*** Data shown

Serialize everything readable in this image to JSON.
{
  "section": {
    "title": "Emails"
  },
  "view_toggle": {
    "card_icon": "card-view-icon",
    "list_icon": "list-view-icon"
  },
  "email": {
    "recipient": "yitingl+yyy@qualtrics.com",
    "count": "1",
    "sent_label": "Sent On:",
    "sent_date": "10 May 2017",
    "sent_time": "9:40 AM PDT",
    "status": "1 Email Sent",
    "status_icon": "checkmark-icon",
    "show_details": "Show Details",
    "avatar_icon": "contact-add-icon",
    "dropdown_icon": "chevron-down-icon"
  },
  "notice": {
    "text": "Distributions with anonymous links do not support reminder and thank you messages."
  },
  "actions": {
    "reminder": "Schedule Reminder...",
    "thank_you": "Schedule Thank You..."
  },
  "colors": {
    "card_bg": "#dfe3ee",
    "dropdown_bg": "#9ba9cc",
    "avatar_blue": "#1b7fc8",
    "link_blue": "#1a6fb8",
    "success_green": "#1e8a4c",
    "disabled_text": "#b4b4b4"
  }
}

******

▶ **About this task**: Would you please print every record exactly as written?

▶ **Solution for this exercise**:
Serialize everything readable in this image to JSON.
{
  "section": {
    "title": "Emails"
  },
  "view_toggle": {
    "card_icon": "card-view-icon",
    "list_icon": "list-view-icon"
  },
  "email": {
    "recipient": "yitingl+yyy@qualtrics.com",
    "count": "1",
    "sent_label": "Sent On:",
    "sent_date": "10 May 2017",
    "sent_time": "9:40 AM PDT",
    "status": "1 Email Sent",
    "status_icon": "checkmark-icon",
    "show_details": "Show Details",
    "avatar_icon": "contact-add-icon",
    "dropdown_icon": "chevron-down-icon"
  },
  "notice": {
    "text": "Distributions with anonymous links do not support reminder and thank you messages."
  },
  "actions": {
    "reminder": "Schedule Reminder...",
    "thank_you": "Schedule Thank You..."
  },
  "colors": {
    "card_bg": "#dfe3ee",
    "dropdown_bg": "#9ba9cc",
    "avatar_blue": "#1b7fc8",
    "link_blue": "#1a6fb8",
    "success_green": "#1e8a4c",
    "disabled_text": "#b4b4b4"
  }
}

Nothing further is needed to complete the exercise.